Exercise materials.
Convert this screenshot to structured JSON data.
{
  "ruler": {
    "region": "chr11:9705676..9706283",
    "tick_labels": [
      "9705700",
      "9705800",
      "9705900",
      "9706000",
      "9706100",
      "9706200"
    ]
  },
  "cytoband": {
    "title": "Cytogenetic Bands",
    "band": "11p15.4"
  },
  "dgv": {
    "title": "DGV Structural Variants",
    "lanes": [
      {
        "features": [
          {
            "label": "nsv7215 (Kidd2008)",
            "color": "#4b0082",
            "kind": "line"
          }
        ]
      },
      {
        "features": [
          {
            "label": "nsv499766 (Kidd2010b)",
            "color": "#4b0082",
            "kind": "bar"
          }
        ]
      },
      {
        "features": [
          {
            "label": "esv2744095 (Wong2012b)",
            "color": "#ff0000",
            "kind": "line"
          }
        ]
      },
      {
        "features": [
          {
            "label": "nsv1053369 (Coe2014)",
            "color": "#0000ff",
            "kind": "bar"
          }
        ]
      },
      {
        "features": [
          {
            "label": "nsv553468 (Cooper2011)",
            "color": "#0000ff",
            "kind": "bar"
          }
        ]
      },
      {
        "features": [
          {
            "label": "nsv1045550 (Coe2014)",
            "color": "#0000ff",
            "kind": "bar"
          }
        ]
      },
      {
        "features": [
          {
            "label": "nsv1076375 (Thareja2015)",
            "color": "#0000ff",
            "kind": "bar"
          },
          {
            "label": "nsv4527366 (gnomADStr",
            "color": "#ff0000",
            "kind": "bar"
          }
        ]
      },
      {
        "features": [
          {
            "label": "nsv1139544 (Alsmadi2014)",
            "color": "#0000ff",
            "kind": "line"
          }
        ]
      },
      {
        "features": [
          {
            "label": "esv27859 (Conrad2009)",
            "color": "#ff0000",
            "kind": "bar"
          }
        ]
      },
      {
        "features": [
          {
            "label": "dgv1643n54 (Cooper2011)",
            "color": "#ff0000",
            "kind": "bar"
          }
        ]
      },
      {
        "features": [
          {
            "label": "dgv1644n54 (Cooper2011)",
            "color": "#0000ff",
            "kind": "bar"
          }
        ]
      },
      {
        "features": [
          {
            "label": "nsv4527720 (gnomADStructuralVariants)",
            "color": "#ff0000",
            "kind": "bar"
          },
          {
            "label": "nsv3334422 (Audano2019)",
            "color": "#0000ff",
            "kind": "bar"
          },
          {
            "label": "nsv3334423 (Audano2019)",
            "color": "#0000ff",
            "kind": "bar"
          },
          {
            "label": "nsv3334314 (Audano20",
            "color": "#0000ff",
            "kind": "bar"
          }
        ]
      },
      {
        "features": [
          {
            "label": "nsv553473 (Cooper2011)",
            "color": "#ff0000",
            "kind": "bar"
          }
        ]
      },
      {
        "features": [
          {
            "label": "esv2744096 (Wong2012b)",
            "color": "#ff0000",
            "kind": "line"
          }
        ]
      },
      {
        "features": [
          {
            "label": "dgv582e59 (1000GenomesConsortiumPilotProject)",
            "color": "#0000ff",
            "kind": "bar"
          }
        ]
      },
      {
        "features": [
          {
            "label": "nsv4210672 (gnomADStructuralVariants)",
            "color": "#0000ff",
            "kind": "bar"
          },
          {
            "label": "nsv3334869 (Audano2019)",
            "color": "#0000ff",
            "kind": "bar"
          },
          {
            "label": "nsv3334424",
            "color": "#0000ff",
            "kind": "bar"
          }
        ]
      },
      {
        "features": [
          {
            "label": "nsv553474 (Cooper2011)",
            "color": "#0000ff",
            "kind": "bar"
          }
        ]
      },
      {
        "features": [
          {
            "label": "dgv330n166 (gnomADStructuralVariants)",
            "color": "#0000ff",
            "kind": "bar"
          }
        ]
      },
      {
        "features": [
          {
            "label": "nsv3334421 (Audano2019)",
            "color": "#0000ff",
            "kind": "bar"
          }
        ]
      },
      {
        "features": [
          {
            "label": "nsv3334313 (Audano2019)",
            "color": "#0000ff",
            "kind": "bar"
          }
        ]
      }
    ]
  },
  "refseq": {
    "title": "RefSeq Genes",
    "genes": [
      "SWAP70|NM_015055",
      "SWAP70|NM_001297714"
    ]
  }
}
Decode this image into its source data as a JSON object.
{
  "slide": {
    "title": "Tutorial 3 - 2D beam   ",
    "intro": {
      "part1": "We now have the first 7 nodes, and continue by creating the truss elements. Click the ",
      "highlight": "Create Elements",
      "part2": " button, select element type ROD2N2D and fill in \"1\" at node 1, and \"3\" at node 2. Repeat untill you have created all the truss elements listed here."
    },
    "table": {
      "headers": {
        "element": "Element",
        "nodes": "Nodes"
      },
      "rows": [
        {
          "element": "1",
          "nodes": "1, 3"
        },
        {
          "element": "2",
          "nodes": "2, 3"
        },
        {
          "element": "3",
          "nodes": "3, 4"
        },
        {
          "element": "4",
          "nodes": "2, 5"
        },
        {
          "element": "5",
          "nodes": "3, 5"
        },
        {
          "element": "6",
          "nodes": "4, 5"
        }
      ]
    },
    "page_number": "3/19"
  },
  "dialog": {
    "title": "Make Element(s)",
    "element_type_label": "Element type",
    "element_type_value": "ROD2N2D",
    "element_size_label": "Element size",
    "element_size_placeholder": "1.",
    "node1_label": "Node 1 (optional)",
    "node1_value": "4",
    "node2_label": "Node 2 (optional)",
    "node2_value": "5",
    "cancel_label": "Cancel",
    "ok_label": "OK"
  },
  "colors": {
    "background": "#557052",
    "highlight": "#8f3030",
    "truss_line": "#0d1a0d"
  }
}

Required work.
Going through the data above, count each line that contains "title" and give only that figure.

Task response.
5